■ **PROBLEM STATEMENT**:
Repeat the records given below in full, with no changes.

Dataset rows describing interfaces

Segment Open

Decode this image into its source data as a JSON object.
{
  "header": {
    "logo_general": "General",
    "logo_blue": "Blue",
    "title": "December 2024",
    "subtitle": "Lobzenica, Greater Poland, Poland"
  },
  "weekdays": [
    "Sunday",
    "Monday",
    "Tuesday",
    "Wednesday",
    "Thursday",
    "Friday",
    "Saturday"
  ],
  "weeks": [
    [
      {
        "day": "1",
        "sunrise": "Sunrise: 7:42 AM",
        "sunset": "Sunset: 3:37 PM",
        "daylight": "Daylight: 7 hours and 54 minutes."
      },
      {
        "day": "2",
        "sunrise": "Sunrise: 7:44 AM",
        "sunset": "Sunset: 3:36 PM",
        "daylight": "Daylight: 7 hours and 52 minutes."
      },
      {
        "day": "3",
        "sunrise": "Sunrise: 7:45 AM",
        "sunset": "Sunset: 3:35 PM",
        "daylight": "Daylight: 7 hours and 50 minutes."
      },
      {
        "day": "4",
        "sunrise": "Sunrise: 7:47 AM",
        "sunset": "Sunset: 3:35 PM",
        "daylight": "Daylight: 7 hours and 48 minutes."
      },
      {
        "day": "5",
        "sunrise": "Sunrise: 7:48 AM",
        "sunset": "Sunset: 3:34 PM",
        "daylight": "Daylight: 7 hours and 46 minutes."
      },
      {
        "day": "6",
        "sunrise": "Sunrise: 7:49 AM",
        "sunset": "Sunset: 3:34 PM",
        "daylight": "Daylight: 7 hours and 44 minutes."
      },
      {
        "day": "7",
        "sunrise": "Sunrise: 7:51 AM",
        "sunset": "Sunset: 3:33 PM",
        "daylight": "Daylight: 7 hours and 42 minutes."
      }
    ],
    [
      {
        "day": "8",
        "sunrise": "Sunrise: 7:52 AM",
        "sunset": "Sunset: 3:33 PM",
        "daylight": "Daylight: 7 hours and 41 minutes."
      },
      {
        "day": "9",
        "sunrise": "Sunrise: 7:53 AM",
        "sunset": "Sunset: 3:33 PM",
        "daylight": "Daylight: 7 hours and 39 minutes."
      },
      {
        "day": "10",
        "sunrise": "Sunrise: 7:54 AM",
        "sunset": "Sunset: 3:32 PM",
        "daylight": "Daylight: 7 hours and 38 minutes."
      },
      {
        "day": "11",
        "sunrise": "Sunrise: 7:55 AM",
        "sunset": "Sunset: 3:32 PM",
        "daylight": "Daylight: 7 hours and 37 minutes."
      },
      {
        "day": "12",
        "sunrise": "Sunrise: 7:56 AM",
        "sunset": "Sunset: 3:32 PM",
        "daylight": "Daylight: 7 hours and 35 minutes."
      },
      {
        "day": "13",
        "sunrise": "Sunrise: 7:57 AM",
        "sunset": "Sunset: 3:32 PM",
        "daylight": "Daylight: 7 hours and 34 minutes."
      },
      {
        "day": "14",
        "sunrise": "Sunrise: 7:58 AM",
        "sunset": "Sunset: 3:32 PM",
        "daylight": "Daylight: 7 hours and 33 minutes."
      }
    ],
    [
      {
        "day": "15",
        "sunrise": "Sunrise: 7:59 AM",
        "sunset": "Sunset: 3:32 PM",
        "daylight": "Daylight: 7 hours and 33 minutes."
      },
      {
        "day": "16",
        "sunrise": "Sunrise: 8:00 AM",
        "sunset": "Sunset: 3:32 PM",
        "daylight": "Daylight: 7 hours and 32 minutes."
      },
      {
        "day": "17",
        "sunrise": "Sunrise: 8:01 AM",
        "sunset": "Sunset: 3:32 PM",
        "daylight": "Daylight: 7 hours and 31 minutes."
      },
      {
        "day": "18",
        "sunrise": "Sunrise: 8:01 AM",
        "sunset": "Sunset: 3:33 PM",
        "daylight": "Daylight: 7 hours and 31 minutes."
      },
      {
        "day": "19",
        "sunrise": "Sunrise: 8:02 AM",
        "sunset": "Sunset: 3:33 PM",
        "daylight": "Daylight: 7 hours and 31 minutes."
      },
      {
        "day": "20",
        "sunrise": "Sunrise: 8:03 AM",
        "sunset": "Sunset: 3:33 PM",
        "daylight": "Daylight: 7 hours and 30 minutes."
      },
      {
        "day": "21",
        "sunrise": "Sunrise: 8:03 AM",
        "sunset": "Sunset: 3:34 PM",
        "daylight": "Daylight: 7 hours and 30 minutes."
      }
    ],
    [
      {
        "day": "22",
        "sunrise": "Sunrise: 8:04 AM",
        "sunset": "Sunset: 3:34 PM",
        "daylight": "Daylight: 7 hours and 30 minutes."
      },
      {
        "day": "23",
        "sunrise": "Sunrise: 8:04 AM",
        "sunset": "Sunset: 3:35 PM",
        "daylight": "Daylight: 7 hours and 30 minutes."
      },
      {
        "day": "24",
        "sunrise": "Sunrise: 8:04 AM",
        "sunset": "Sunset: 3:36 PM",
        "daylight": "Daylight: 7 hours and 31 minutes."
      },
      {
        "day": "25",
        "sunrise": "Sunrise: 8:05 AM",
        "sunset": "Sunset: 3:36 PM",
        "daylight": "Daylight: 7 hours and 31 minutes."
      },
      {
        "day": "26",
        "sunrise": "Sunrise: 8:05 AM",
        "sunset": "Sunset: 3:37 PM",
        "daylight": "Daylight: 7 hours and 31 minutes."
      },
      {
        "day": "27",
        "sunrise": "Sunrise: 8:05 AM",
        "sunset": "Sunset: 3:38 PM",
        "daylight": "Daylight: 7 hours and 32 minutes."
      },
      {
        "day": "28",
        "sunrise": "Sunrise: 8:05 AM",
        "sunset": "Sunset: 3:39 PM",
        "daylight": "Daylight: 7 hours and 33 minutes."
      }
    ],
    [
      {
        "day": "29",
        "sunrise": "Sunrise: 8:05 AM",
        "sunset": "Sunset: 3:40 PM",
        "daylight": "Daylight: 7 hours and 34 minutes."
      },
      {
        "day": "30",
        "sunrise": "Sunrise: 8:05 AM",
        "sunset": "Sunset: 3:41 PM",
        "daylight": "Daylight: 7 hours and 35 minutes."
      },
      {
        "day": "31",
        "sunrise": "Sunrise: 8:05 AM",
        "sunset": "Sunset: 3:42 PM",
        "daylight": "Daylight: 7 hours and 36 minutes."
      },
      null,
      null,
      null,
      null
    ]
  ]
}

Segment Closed

■ **ANSWER FOR THIS EXERCISE**:
Decode this image into its source data as a JSON object.
{
  "header": {
    "logo_general": "General",
    "logo_blue": "Blue",
    "title": "December 2024",
    "subtitle": "Lobzenica, Greater Poland, Poland"
  },
  "weekdays": [
    "Sunday",
    "Monday",
    "Tuesday",
    "Wednesday",
    "Thursday",
    "Friday",
    "Saturday"
  ],
  "weeks": [
    [
      {
        "day": "1",
        "sunrise": "Sunrise: 7:42 AM",
        "sunset": "Sunset: 3:37 PM",
        "daylight": "Daylight: 7 hours and 54 minutes."
      },
      {
        "day": "2",
        "sunrise": "Sunrise: 7:44 AM",
        "sunset": "Sunset: 3:36 PM",
        "daylight": "Daylight: 7 hours and 52 minutes."
      },
      {
        "day": "3",
        "sunrise": "Sunrise: 7:45 AM",
        "sunset": "Sunset: 3:35 PM",
        "daylight": "Daylight: 7 hours and 50 minutes."
      },
      {
        "day": "4",
        "sunrise": "Sunrise: 7:47 AM",
        "sunset": "Sunset: 3:35 PM",
        "daylight": "Daylight: 7 hours and 48 minutes."
      },
      {
        "day": "5",
        "sunrise": "Sunrise: 7:48 AM",
        "sunset": "Sunset: 3:34 PM",
        "daylight": "Daylight: 7 hours and 46 minutes."
      },
      {
        "day": "6",
        "sunrise": "Sunrise: 7:49 AM",
        "sunset": "Sunset: 3:34 PM",
        "daylight": "Daylight: 7 hours and 44 minutes."
      },
      {
        "day": "7",
        "sunrise": "Sunrise: 7:51 AM",
        "sunset": "Sunset: 3:33 PM",
        "daylight": "Daylight: 7 hours and 42 minutes."
      }
    ],
    [
      {
        "day": "8",
        "sunrise": "Sunrise: 7:52 AM",
        "sunset": "Sunset: 3:33 PM",
        "daylight": "Daylight: 7 hours and 41 minutes."
      },
      {
        "day": "9",
        "sunrise": "Sunrise: 7:53 AM",
        "sunset": "Sunset: 3:33 PM",
        "daylight": "Daylight: 7 hours and 39 minutes."
      },
      {
        "day": "10",
        "sunrise": "Sunrise: 7:54 AM",
        "sunset": "Sunset: 3:32 PM",
        "daylight": "Daylight: 7 hours and 38 minutes."
      },
      {
        "day": "11",
        "sunrise": "Sunrise: 7:55 AM",
        "sunset": "Sunset: 3:32 PM",
        "daylight": "Daylight: 7 hours and 37 minutes."
      },
      {
        "day": "12",
        "sunrise": "Sunrise: 7:56 AM",
        "sunset": "Sunset: 3:32 PM",
        "daylight": "Daylight: 7 hours and 35 minutes."
      },
      {
        "day": "13",
        "sunrise": "Sunrise: 7:57 AM",
        "sunset": "Sunset: 3:32 PM",
        "daylight": "Daylight: 7 hours and 34 minutes."
      },
      {
        "day": "14",
        "sunrise": "Sunrise: 7:58 AM",
        "sunset": "Sunset: 3:32 PM",
        "daylight": "Daylight: 7 hours and 33 minutes."
      }
    ],
    [
      {
        "day": "15",
        "sunrise": "Sunrise: 7:59 AM",
        "sunset": "Sunset: 3:32 PM",
        "daylight": "Daylight: 7 hours and 33 minutes."
      },
      {
        "day": "16",
        "sunrise": "Sunrise: 8:00 AM",
        "sunset": "Sunset: 3:32 PM",
        "daylight": "Daylight: 7 hours and 32 minutes."
      },
      {
        "day": "17",
        "sunrise": "Sunrise: 8:01 AM",
        "sunset": "Sunset: 3:32 PM",
        "daylight": "Daylight: 7 hours and 31 minutes."
      },
      {
        "day": "18",
        "sunrise": "Sunrise: 8:01 AM",
        "sunset": "Sunset: 3:33 PM",
        "daylight": "Daylight: 7 hours and 31 minutes."
      },
      {
        "day": "19",
        "sunrise": "Sunrise: 8:02 AM",
        "sunset": "Sunset: 3:33 PM",
        "daylight": "Daylight: 7 hours and 31 minutes."
      },
      {
        "day": "20",
        "sunrise": "Sunrise: 8:03 AM",
        "sunset": "Sunset: 3:33 PM",
        "daylight": "Daylight: 7 hours and 30 minutes."
      },
      {
        "day": "21",
        "sunrise": "Sunrise: 8:03 AM",
        "sunset": "Sunset: 3:34 PM",
        "daylight": "Daylight: 7 hours and 30 minutes."
      }
    ],
    [
      {
        "day": "22",
        "sunrise": "Sunrise: 8:04 AM",
        "sunset": "Sunset: 3:34 PM",
        "daylight": "Daylight: 7 hours and 30 minutes."
      },
      {
        "day": "23",
        "sunrise": "Sunrise: 8:04 AM",
        "sunset": "Sunset: 3:35 PM",
        "daylight": "Daylight: 7 hours and 30 minutes."
      },
      {
        "day": "24",
        "sunrise": "Sunrise: 8:04 AM",
        "sunset": "Sunset: 3:36 PM",
        "daylight": "Daylight: 7 hours and 31 minutes."
      },
      {
        "day": "25",
        "sunrise": "Sunrise: 8:05 AM",
        "sunset": "Sunset: 3:36 PM",
        "daylight": "Daylight: 7 hours and 31 minutes."
      },
      {
        "day": "26",
        "sunrise": "Sunrise: 8:05 AM",
        "sunset": "Sunset: 3:37 PM",
        "daylight": "Daylight: 7 hours and 31 minutes."
      },
      {
        "day": "27",
        "sunrise": "Sunrise: 8:05 AM",
        "sunset": "Sunset: 3:38 PM",
        "daylight": "Daylight: 7 hours and 32 minutes."
      },
      {
        "day": "28",
        "sunrise": "Sunrise: 8:05 AM",
        "sunset": "Sunset: 3:39 PM",
        "daylight": "Daylight: 7 hours and 33 minutes."
      }
    ],
    [
      {
        "day": "29",
        "sunrise": "Sunrise: 8:05 AM",
        "sunset": "Sunset: 3:40 PM",
        "daylight": "Daylight: 7 hours and 34 minutes."
      },
      {
        "day": "30",
        "sunrise": "Sunrise: 8:05 AM",
        "sunset": "Sunset: 3:41 PM",
        "daylight": "Daylight: 7 hours and 35 minutes."
      },
      {
        "day": "31",
        "sunrise": "Sunrise: 8:05 AM",
        "sunset": "Sunset: 3:42 PM",
        "daylight": "Daylight: 7 hours and 36 minutes."
      },
      null,
      null,
      null,
      null
    ]
  ]
}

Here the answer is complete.